The entries that follow must be given again exactly, with the pictures excluded.

DATA SHOWN —
┄┄┄┄┄┄┄┄┄┄

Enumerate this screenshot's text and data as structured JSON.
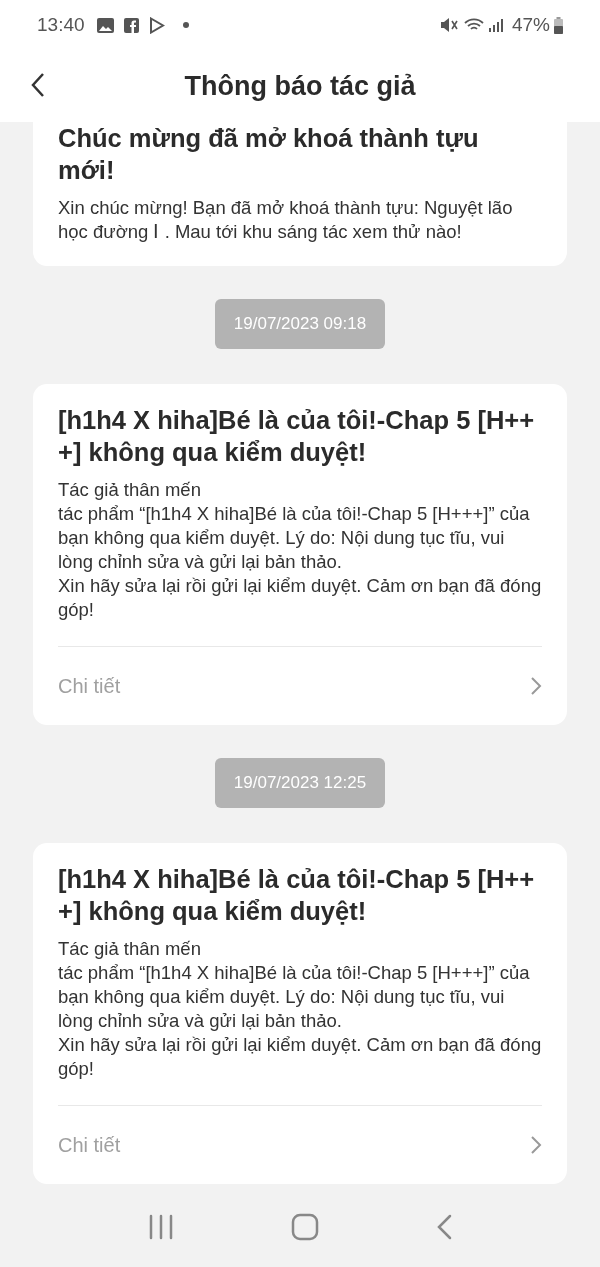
{
  "status_bar": {
    "time": "13:40",
    "battery": "47%"
  },
  "header": {
    "title": "Thông báo tác giả"
  },
  "notifications": [
    {
      "kind": "clipped",
      "title": "Chúc mừng đã mở khoá thành tựu mới!",
      "body": "Xin chúc mừng! Bạn đã mở khoá thành tựu: Nguyệt lão học đường  Ⅰ . Mau tới khu sáng tác xem thử nào!"
    },
    {
      "kind": "full",
      "date": "19/07/2023 09:18",
      "title": "[h1h4 X hiha]Bé là của tôi!-Chap 5 [H++ +] không qua kiểm duyệt!",
      "body": "Tác giả thân mến\ntác phẩm “[h1h4 X hiha]Bé là của tôi!-Chap 5 [H+++]” của bạn không qua kiểm duyệt. Lý do: Nội dung tục tĩu, vui lòng chỉnh sửa và gửi lại bản thảo.\nXin hãy sửa lại rồi gửi lại kiểm duyệt. Cảm ơn bạn đã đóng góp!",
      "link": "Chi tiết"
    },
    {
      "kind": "full",
      "date": "19/07/2023 12:25",
      "title": "[h1h4 X hiha]Bé là của tôi!-Chap 5 [H++ +] không qua kiểm duyệt!",
      "body": "Tác giả thân mến\ntác phẩm “[h1h4 X hiha]Bé là của tôi!-Chap 5 [H+++]” của bạn không qua kiểm duyệt. Lý do: Nội dung tục tĩu, vui lòng chỉnh sửa và gửi lại bản thảo.\nXin hãy sửa lại rồi gửi lại kiểm duyệt. Cảm ơn bạn đã đóng góp!",
      "link": "Chi tiết"
    }
  ]
}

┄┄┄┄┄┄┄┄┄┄

TASK ANSWER —
Enumerate this screenshot's text and data as structured JSON.
{
  "status_bar": {
    "time": "13:40",
    "battery": "47%"
  },
  "header": {
    "title": "Thông báo tác giả"
  },
  "notifications": [
    {
      "kind": "clipped",
      "title": "Chúc mừng đã mở khoá thành tựu mới!",
      "body": "Xin chúc mừng! Bạn đã mở khoá thành tựu: Nguyệt lão học đường  Ⅰ . Mau tới khu sáng tác xem thử nào!"
    },
    {
      "kind": "full",
      "date": "19/07/2023 09:18",
      "title": "[h1h4 X hiha]Bé là của tôi!-Chap 5 [H++ +] không qua kiểm duyệt!",
      "body": "Tác giả thân mến\ntác phẩm “[h1h4 X hiha]Bé là của tôi!-Chap 5 [H+++]” của bạn không qua kiểm duyệt. Lý do: Nội dung tục tĩu, vui lòng chỉnh sửa và gửi lại bản thảo.\nXin hãy sửa lại rồi gửi lại kiểm duyệt. Cảm ơn bạn đã đóng góp!",
      "link": "Chi tiết"
    },
    {
      "kind": "full",
      "date": "19/07/2023 12:25",
      "title": "[h1h4 X hiha]Bé là của tôi!-Chap 5 [H++ +] không qua kiểm duyệt!",
      "body": "Tác giả thân mến\ntác phẩm “[h1h4 X hiha]Bé là của tôi!-Chap 5 [H+++]” của bạn không qua kiểm duyệt. Lý do: Nội dung tục tĩu, vui lòng chỉnh sửa và gửi lại bản thảo.\nXin hãy sửa lại rồi gửi lại kiểm duyệt. Cảm ơn bạn đã đóng góp!",
      "link": "Chi tiết"
    }
  ]
}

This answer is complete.